*EXERCISE DIRECTIONS*:
Which lines in the records below contain the word "Tommie"? Copy each one.

*Items listed in a dataset*:
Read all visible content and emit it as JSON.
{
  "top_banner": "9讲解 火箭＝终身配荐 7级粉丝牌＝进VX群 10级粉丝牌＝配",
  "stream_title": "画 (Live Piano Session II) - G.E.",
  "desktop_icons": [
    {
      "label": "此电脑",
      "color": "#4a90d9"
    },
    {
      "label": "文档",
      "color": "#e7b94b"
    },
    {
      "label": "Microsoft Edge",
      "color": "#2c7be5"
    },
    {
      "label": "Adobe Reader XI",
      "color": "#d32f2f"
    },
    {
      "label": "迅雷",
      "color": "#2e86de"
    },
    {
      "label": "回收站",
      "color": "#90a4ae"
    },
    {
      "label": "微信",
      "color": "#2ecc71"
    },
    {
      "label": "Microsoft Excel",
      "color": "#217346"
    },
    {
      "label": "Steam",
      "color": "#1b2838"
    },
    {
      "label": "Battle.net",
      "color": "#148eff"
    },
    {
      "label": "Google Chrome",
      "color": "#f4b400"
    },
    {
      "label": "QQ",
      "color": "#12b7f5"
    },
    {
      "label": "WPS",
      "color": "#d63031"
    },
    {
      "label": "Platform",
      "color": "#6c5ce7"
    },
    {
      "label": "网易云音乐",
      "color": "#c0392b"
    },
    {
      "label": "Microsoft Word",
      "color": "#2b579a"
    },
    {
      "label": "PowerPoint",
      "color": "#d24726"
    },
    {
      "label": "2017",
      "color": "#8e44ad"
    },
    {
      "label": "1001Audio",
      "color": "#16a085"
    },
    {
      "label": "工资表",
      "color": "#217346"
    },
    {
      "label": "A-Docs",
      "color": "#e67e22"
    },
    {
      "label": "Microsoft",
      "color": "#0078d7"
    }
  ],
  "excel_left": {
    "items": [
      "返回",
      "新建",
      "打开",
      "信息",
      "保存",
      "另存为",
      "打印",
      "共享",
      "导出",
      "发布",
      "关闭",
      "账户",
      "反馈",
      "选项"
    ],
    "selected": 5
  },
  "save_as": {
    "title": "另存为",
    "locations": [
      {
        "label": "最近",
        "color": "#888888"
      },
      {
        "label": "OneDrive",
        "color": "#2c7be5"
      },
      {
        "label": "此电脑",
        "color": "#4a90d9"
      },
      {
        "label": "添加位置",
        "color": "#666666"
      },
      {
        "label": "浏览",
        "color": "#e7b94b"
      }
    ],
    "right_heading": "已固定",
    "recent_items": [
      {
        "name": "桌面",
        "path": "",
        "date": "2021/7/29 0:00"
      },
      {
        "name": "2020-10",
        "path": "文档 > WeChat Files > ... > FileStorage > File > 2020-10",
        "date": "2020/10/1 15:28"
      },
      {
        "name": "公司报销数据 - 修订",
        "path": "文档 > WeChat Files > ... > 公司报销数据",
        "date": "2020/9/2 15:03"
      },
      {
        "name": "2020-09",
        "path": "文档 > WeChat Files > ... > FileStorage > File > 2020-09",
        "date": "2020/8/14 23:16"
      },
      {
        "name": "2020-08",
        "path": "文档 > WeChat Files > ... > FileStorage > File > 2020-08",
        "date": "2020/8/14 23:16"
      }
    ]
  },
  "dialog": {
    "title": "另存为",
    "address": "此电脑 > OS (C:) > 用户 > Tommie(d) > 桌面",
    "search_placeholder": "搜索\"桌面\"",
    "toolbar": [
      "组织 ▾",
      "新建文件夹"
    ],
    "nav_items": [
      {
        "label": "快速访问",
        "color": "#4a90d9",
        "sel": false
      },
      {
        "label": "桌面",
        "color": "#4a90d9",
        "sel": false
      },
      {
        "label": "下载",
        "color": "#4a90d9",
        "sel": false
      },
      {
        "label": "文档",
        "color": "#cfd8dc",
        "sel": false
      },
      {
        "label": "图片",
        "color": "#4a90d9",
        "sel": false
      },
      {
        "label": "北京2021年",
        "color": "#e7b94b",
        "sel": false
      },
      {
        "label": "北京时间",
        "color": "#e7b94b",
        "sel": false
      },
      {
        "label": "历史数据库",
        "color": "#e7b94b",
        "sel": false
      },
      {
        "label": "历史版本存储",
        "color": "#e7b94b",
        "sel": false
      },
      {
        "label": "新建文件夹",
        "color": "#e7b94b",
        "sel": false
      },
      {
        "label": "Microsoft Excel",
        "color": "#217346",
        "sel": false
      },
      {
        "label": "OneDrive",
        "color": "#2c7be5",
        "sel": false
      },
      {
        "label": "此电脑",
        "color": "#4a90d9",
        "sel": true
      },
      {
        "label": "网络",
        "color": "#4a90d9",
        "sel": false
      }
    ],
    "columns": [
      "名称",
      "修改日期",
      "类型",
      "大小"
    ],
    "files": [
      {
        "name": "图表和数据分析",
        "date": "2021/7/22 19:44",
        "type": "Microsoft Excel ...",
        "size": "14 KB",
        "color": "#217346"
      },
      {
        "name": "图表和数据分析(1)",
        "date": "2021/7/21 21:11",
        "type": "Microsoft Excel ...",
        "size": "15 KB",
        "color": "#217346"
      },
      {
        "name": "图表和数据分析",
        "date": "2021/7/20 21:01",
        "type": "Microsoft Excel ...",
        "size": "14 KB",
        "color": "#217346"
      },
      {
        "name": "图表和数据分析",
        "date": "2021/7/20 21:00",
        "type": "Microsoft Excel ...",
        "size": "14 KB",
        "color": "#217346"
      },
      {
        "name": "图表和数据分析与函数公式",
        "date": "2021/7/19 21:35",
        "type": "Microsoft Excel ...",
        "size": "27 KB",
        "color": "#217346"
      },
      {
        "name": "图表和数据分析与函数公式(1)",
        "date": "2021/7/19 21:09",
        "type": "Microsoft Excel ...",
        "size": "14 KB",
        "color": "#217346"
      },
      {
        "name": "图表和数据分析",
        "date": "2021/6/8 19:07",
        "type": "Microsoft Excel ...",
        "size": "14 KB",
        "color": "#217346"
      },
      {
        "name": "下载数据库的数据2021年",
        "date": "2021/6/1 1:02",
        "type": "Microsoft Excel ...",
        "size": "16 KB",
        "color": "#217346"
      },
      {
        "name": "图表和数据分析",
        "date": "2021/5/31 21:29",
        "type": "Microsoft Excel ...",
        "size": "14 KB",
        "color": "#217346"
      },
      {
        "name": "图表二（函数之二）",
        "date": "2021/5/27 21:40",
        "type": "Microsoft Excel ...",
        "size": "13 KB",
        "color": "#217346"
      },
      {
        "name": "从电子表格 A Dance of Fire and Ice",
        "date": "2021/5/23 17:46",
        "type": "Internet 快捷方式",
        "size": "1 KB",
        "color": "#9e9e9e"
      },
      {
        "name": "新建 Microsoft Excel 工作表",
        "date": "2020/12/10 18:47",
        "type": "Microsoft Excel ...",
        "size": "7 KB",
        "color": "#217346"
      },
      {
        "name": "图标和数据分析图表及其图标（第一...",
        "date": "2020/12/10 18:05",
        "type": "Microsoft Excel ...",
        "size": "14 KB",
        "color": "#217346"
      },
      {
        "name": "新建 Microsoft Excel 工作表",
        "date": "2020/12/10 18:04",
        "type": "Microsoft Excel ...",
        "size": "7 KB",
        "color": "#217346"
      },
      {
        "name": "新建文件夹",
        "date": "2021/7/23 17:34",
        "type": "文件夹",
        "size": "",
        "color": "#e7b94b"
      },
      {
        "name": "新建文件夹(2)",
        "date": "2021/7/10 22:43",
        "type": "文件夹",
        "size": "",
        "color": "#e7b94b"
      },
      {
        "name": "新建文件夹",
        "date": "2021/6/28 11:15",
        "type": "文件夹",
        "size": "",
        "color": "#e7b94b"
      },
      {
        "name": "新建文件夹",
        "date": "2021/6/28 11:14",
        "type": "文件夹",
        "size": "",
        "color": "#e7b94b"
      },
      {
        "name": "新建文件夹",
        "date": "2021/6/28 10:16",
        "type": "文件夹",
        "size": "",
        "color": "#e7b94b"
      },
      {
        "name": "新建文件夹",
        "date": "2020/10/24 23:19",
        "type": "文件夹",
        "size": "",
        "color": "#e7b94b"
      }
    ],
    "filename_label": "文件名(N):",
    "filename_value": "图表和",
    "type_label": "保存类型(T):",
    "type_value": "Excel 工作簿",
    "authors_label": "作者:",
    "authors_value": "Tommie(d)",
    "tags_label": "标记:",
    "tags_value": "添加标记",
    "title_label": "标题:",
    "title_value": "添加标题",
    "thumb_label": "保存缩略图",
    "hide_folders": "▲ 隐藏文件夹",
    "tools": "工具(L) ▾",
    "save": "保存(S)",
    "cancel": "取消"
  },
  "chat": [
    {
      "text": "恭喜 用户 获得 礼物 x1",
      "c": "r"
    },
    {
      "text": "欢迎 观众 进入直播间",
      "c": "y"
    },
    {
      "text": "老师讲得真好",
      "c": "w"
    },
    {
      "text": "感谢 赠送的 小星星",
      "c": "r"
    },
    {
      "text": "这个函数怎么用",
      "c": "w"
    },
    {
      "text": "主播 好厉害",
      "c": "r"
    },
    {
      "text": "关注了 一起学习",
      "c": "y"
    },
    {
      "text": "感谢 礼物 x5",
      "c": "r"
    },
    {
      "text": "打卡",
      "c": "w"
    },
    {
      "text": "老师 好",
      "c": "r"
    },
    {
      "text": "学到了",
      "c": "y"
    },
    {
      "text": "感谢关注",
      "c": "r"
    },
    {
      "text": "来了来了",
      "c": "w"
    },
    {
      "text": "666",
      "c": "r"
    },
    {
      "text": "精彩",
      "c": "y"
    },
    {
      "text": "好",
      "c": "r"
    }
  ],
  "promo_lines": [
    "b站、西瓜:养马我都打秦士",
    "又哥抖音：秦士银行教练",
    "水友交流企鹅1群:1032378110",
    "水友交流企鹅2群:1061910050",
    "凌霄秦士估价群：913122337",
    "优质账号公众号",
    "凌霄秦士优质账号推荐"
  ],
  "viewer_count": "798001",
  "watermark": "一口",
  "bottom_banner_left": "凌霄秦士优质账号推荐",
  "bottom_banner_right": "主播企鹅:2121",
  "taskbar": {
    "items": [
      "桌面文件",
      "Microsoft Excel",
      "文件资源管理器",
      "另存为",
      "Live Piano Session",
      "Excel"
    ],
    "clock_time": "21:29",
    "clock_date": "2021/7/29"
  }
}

*OUTPUT OF THE EXERCISE*:
    "address": "此电脑 > OS (C:) > 用户 > Tommie(d) > 桌面",
    "authors_value": "Tommie(d)",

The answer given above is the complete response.